(Web page and app entries)

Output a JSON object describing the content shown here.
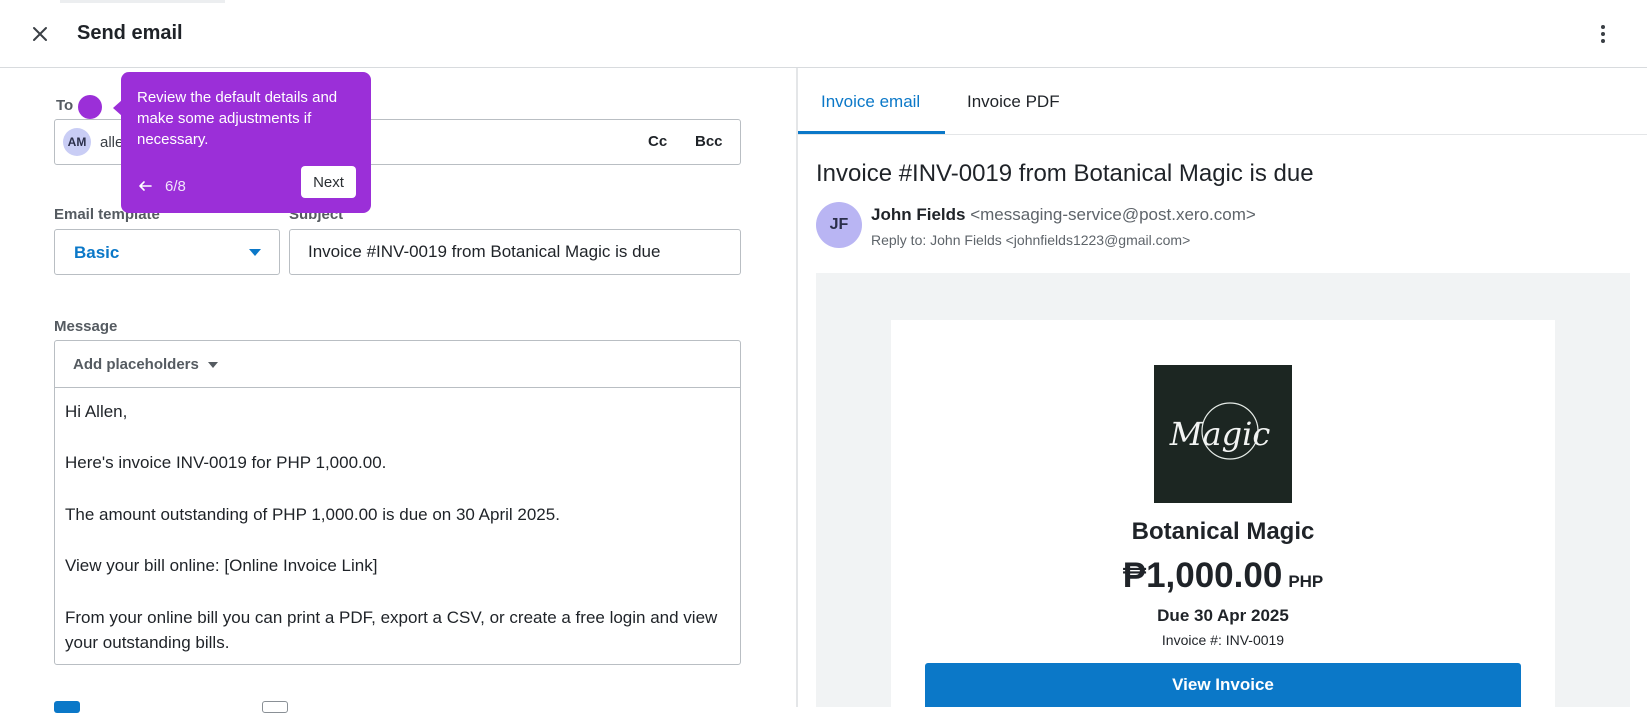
{
  "header": {
    "title": "Send email"
  },
  "form": {
    "to_label": "To",
    "recipient_initials": "AM",
    "recipient_text": "alle",
    "cc_label": "Cc",
    "bcc_label": "Bcc",
    "template_label": "Email template",
    "template_value": "Basic",
    "subject_label": "Subject",
    "subject_value": "Invoice #INV-0019 from Botanical Magic is due",
    "message_label": "Message",
    "add_placeholders_label": "Add placeholders",
    "message_paragraphs": [
      "Hi Allen,",
      "Here's invoice INV-0019 for PHP 1,000.00.",
      "The amount outstanding of PHP 1,000.00 is due on 30 April 2025.",
      "View your bill online: [Online Invoice Link]",
      "From your online bill you can print a PDF, export a CSV, or create a free login and view your outstanding bills."
    ]
  },
  "tour": {
    "text": "Review the default details and make some adjustments if necessary.",
    "step": "6/8",
    "next_label": "Next"
  },
  "preview": {
    "tabs": [
      {
        "label": "Invoice email"
      },
      {
        "label": "Invoice PDF"
      }
    ],
    "email_subject": "Invoice #INV-0019 from Botanical Magic is due",
    "sender_initials": "JF",
    "sender_name": "John Fields",
    "sender_address": "<messaging-service@post.xero.com>",
    "reply_to": "Reply to: John Fields <johnfields1223@gmail.com>",
    "logo_text": "Magic",
    "business_name": "Botanical Magic",
    "amount": "₱1,000.00",
    "currency": "PHP",
    "due": "Due 30 Apr 2025",
    "invoice_number": "Invoice #: INV-0019",
    "view_button": "View Invoice"
  },
  "colors": {
    "accent": "#0b78c8",
    "tour": "#9b2fd8"
  }
}
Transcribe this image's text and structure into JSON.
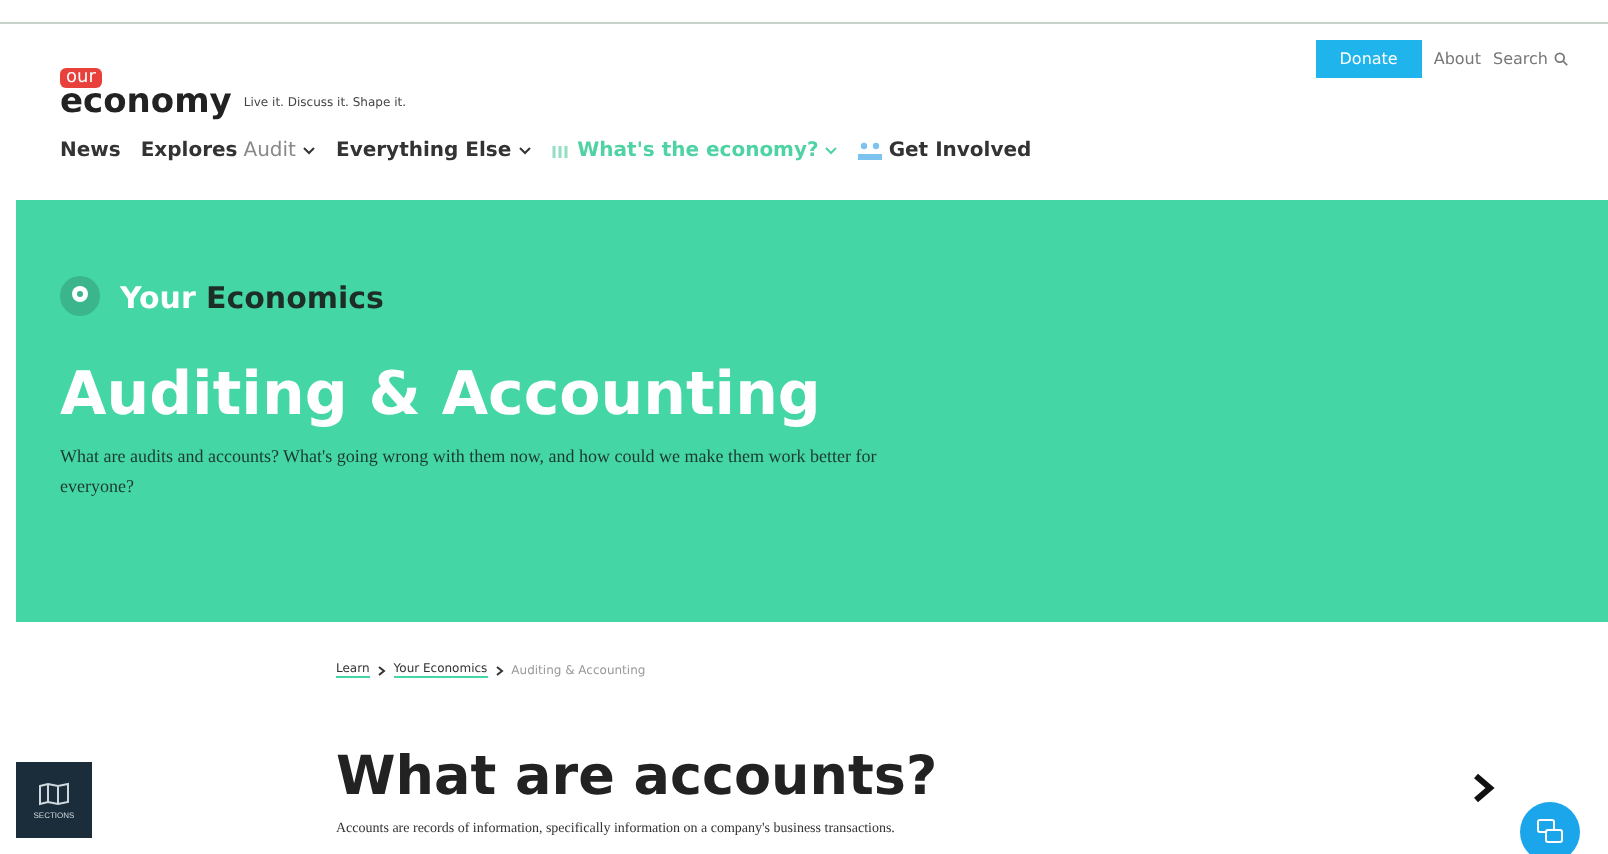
{
  "header": {
    "logo_badge": "our",
    "logo_word": "economy",
    "tagline": "Live it. Discuss it. Shape it.",
    "donate": "Donate",
    "links": [
      "About",
      "Search"
    ]
  },
  "nav": [
    {
      "label": "News",
      "kind": "plain"
    },
    {
      "label": "Explores",
      "sub": "Audit",
      "kind": "dropdown"
    },
    {
      "label": "Everything Else",
      "kind": "dropdown"
    },
    {
      "label": "What's the economy?",
      "kind": "highlight"
    },
    {
      "label": "Get Involved",
      "kind": "people"
    }
  ],
  "hero": {
    "section_light": "Your",
    "section_dark": "Economics",
    "title": "Auditing & Accounting",
    "intro": "What are audits and accounts? What's going wrong with them now, and how could we make them work better for everyone?"
  },
  "breadcrumb": [
    {
      "label": "Learn",
      "current": false
    },
    {
      "label": "Your Economics",
      "current": false
    },
    {
      "label": "Auditing & Accounting",
      "current": true
    }
  ],
  "sections_button": "SECTIONS",
  "article": {
    "heading": "What are accounts?",
    "text": "Accounts are records of information, specifically information on a company's business transactions."
  }
}
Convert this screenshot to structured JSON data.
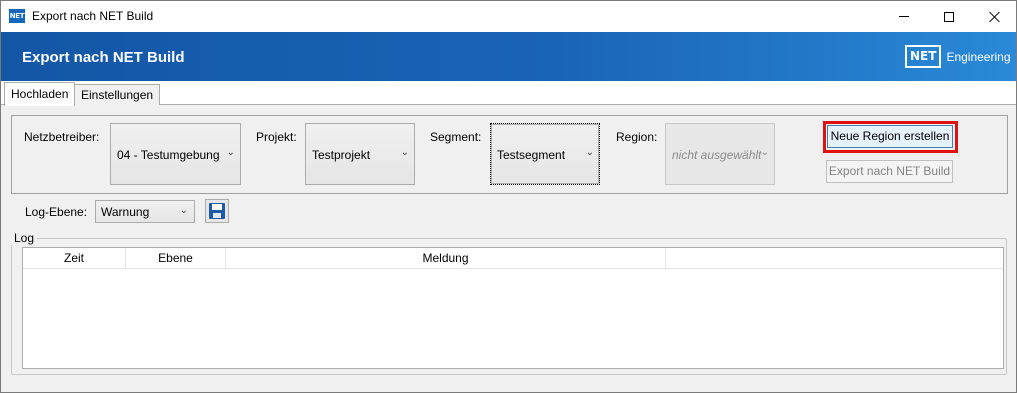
{
  "window": {
    "title": "Export nach NET Build",
    "app_icon_text": "NET",
    "minimize_icon": "minimize-icon",
    "maximize_icon": "maximize-icon",
    "close_icon": "close-icon"
  },
  "banner": {
    "title": "Export nach NET Build",
    "logo_box": "NET",
    "logo_text": "Engineering"
  },
  "tabs": [
    {
      "label": "Hochladen",
      "active": true
    },
    {
      "label": "Einstellungen",
      "active": false
    }
  ],
  "settings": {
    "netzbetreiber_label": "Netzbetreiber:",
    "netzbetreiber_value": "04 - Testumgebung",
    "projekt_label": "Projekt:",
    "projekt_value": "Testprojekt",
    "segment_label": "Segment:",
    "segment_value": "Testsegment",
    "region_label": "Region:",
    "region_value": "nicht ausgewählt",
    "new_region_button": "Neue Region erstellen",
    "export_button": "Export nach NET Build"
  },
  "log_level": {
    "label": "Log-Ebene:",
    "value": "Warnung",
    "save_icon": "save-icon"
  },
  "log": {
    "legend": "Log",
    "columns": [
      "Zeit",
      "Ebene",
      "Meldung",
      ""
    ],
    "rows": []
  },
  "colors": {
    "banner_start": "#1356a6",
    "banner_end": "#2a89d8",
    "highlight": "#e01010"
  }
}
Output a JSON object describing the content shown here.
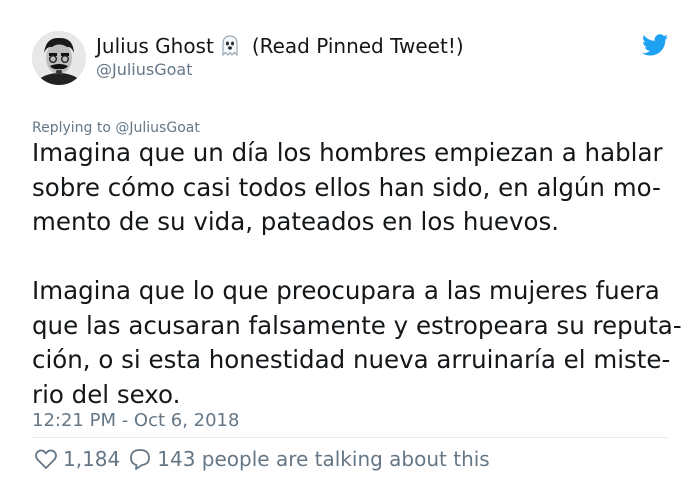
{
  "author": {
    "display_name": "Julius Ghost",
    "name_suffix": "(Read Pinned Tweet!)",
    "handle": "@JuliusGoat",
    "avatar_icon": "avatar-photo",
    "emoji_icon": "ghost-emoji"
  },
  "reply": {
    "prefix": "Replying to",
    "mention": "@JuliusGoat"
  },
  "body": {
    "paragraph1": [
      "Imagina que un día los hombres empiezan a hablar",
      "sobre cómo casi todos ellos han sido, en algún mo-",
      "mento de su vida, pateados en los huevos."
    ],
    "paragraph2": [
      "Imagina que lo que preocupara a las mujeres fuera",
      "que las acusaran falsamente y estropeara su reputa-",
      "ción, o si esta honestidad nueva arruinaría el miste-",
      "rio del sexo."
    ]
  },
  "timestamp": "12:21 PM - Oct 6, 2018",
  "stats": {
    "likes": "1,184",
    "replies_text": "143 people are talking about this"
  },
  "colors": {
    "twitter_blue": "#1da1f2",
    "muted_text": "#657786",
    "main_text": "#14171a"
  }
}
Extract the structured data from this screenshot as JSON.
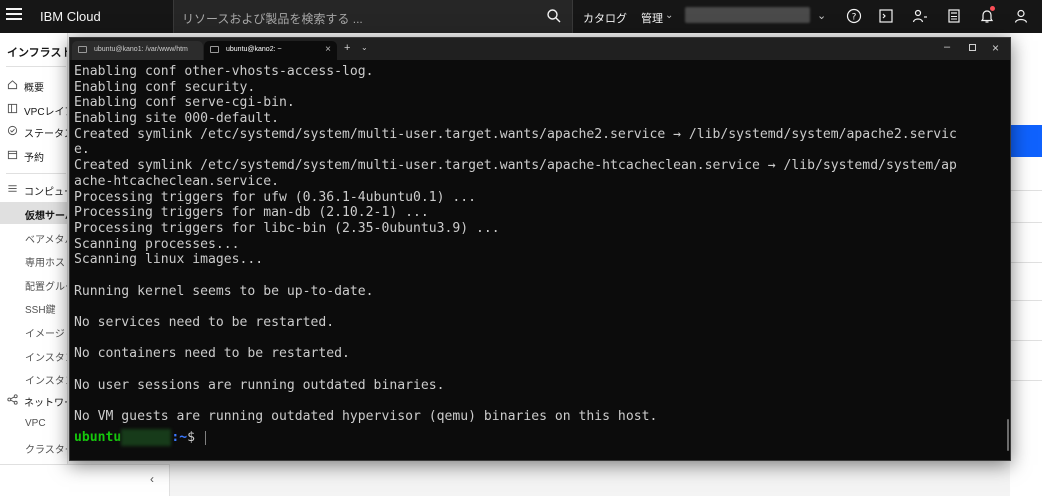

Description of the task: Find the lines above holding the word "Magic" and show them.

Result of the exercise:
    "subject_value": "Invoice #INV-0019 from Botanical Magic is due",
    "email_subject": "Invoice #INV-0019 from Botanical Magic is due",
    "logo_text": "Magic",
    "business_name": "Botanical Magic",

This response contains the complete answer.